■ **Brief**: How many lines in the data below contain the string "name"? Answer with the number only.

*** Opening of Extracted data ***

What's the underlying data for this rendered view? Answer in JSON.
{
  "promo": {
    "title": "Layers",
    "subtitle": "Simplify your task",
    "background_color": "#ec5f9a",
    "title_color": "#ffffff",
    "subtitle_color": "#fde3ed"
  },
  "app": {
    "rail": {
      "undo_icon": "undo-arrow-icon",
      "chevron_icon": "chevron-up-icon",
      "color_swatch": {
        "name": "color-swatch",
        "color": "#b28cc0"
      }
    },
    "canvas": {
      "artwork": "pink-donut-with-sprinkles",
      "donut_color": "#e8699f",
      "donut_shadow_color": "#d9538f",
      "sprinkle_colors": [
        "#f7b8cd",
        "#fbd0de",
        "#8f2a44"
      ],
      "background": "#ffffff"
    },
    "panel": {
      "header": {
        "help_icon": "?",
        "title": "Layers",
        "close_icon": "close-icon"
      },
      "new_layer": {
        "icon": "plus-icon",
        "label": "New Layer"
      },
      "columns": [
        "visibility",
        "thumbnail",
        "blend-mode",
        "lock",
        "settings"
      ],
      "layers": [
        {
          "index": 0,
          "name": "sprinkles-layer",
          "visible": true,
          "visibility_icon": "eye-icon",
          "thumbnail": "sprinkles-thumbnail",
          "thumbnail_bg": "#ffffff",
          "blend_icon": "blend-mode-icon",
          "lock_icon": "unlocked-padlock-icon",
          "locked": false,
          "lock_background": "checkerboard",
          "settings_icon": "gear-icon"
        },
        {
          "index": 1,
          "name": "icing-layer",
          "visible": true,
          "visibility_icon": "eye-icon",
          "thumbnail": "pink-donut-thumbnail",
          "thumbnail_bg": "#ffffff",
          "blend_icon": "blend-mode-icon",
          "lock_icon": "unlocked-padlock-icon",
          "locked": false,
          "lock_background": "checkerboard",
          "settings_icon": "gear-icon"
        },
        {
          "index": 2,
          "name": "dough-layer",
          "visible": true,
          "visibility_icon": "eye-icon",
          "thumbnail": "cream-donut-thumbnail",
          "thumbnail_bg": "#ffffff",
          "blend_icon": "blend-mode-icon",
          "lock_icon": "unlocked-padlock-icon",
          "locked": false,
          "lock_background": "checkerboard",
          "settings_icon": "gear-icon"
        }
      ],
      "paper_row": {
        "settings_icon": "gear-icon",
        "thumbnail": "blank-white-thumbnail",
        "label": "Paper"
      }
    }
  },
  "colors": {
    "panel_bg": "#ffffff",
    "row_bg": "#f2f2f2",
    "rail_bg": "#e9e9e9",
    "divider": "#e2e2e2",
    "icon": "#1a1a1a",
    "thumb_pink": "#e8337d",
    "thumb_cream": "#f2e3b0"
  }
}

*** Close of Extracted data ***

■ **Written answer**: 4